Cat Pregnancy

The average cat pregnancy lasts 63 to 67 days. As soon as you suspect cat pregnancy take your cat to the vet for confirmation and a cat health check-up. Cat pregnancy can only occur when the female cat is on heat which happens several times a year from spring to autumn.

Spot the signs of cat pregnancy

There are some obvious signs to look out for if you think your cat is pregnant:

  • Enlarged nipples, they can become red and are more obvious to see. This tends to happen 15–18 days into cat pregnancy
  • Morning sickness, cats have their own version and are occasionally sick
  • Weight gain, cats can gain up to 2kg while they are pregnant
  • Your cat’s behaviour may become ‘maternal’. She may start to purr a lot more than usual and become more affectionate
  • Her appetite will increase
Food requirements

During the last few weeks of cat pregnancy it is recommended that you change a cat’s diet from adult to kitten food. Kitten food provides extra nutrients a cat will need for her kittens.

Preparing for cat labour

There isn’t much you can do to prepare your cat for birth; you have to ensure she is getting a good healthy diet and water through her pregnancy.

You could prepare a small area for her to give birth e.g. lay some old towels in a box in a quiet area in the house. This may encourage her to go there but don’t be disappointed if she doesn’t use it. She will find a place where she feels safe and secure.

Signs of cat labour
  • She may start to refuse food and act unsettled or agitated
  • She will start to find somewhere suitable to give birth e.g. corners of a room, under the stairs, somewhere quiet
  • A drop in body temperature to 37c
  • To begin with the abdomen will start to contract and she will start to purr heavily
Cat labour

Labour can be a quick or slow process, as with any labour. A cat will pause between every kitten’s birth. This can be from 10 minutes to 1 hour. A litter is between 2 to 5 kittens.

Cats are able to go through the labour without any help so don’t feel you have to become involved. If you are concerned at any point during the labour consult your vet.

When the kitten is born the mother will lick the kitten to stimulate breathing. If the mother is too tired or is giving birth to another kitten you will have to rub the kitten gently with a towel and then place the kitten face down to clear any fluid from its airways.

With each kitten born there should be a placenta and umbilical cord, the mother should eat it, this is normal behaviour. If you feel there hasn’t been a placenta with every kitten there is a chance it is retained in the mother, you will need to take her to the vet as soon as possible as this could cause infection if left.

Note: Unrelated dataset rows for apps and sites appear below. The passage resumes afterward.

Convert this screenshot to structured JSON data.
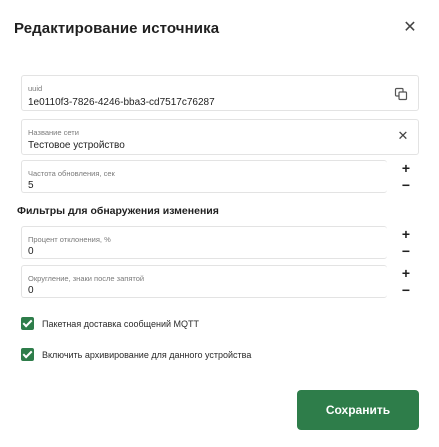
{
  "dialog": {
    "title": "Редактирование источника",
    "close_icon": "close-icon"
  },
  "fields": {
    "uuid": {
      "label": "uuid",
      "value": "1e0110f3-7826-4246-bba3-cd7517c76287",
      "icon": "copy-icon"
    },
    "name": {
      "label": "Название сети",
      "value": "Тестовое устройство",
      "icon": "clear-icon"
    },
    "frequency": {
      "label": "Частота обновления, сек",
      "value": "5"
    }
  },
  "filters": {
    "title": "Фильтры для обнаружения изменения",
    "deviation": {
      "label": "Процент отклонения, %",
      "value": "0"
    },
    "rounding": {
      "label": "Округление, знаки после запятой",
      "value": "0"
    }
  },
  "stepper": {
    "plus": "+",
    "minus": "−"
  },
  "checkboxes": [
    {
      "label": "Пакетная доставка сообщений MQTT",
      "checked": true
    },
    {
      "label": "Включить архивирование для данного устройства",
      "checked": true
    }
  ],
  "actions": {
    "save_label": "Сохранить"
  },
  "colors": {
    "accent": "#2e7d4a"
  }
}
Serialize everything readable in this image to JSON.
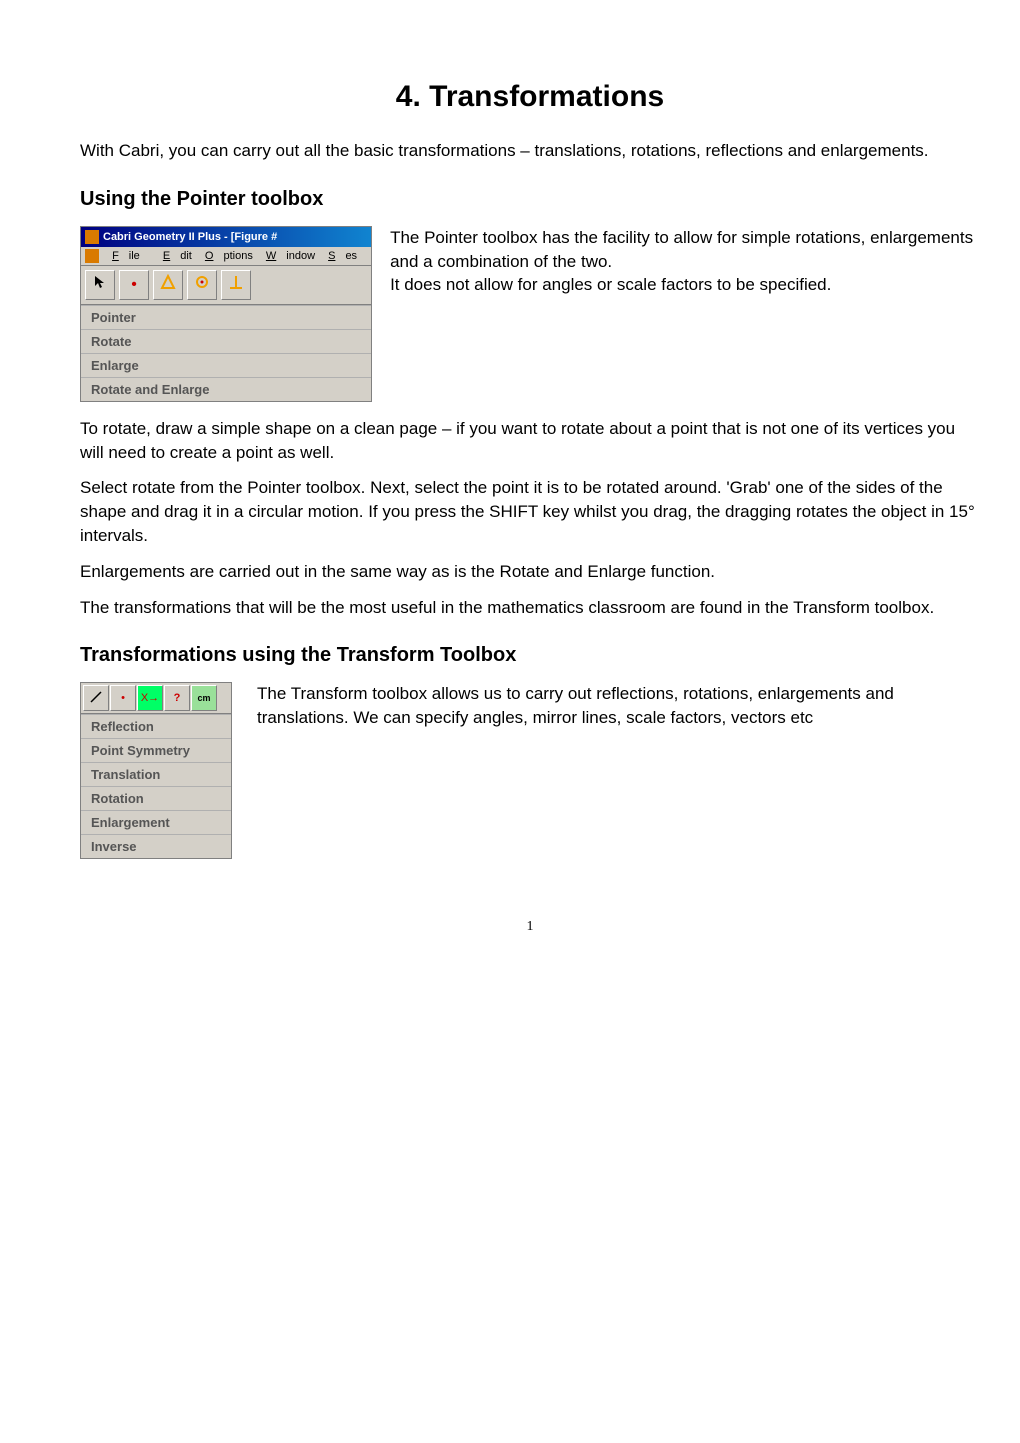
{
  "title": "4.   Transformations",
  "intro": "With Cabri, you can carry out all the basic transformations – translations, rotations, reflections and enlargements.",
  "section1": {
    "heading": "Using the Pointer toolbox",
    "cabri": {
      "titlebar": "Cabri Geometry II Plus - [Figure #",
      "menus": {
        "file": "File",
        "edit": "Edit",
        "options": "Options",
        "window": "Window",
        "ses": "Ses"
      },
      "menu_items": [
        "Pointer",
        "Rotate",
        "Enlarge",
        "Rotate and Enlarge"
      ]
    },
    "text": "The Pointer toolbox has the facility to allow for simple rotations, enlargements and a combination of the two.\nIt does not allow for angles or scale factors to be specified."
  },
  "para1": "To rotate, draw a simple shape on a clean page – if you want to rotate about a point that is not one of its vertices you will need to create a point as well.",
  "para2": "Select rotate from the Pointer toolbox.  Next, select the point it is to be rotated around.  'Grab' one of the sides of the shape and drag it in a circular motion.  If you press the SHIFT key whilst you drag, the dragging rotates the object in 15° intervals.",
  "para3": "Enlargements are carried out in the same way as is the Rotate and Enlarge function.",
  "para4": "The transformations that will be the most useful in the mathematics classroom are found in the Transform toolbox.",
  "section2": {
    "heading": "Transformations using the Transform Toolbox",
    "menu_items": [
      "Reflection",
      "Point Symmetry",
      "Translation",
      "Rotation",
      "Enlargement",
      "Inverse"
    ],
    "text": "The Transform toolbox allows us to carry out reflections, rotations, enlargements and translations.  We can specify angles, mirror lines, scale factors, vectors etc"
  },
  "page_number": "1",
  "icons": {
    "app": "app-icon",
    "pointer": "pointer-icon",
    "dot": "dot-icon",
    "triangle": "triangle-icon",
    "rotate-dot": "rotate-point-icon",
    "perp": "perp-icon",
    "line": "line-icon",
    "point": "point-icon",
    "arrow": "arrow-icon",
    "question": "question-icon",
    "cm": "cm-icon"
  }
}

Once the kittens have been delivered and cleaned, the kittens should crawl to their mother and suckle.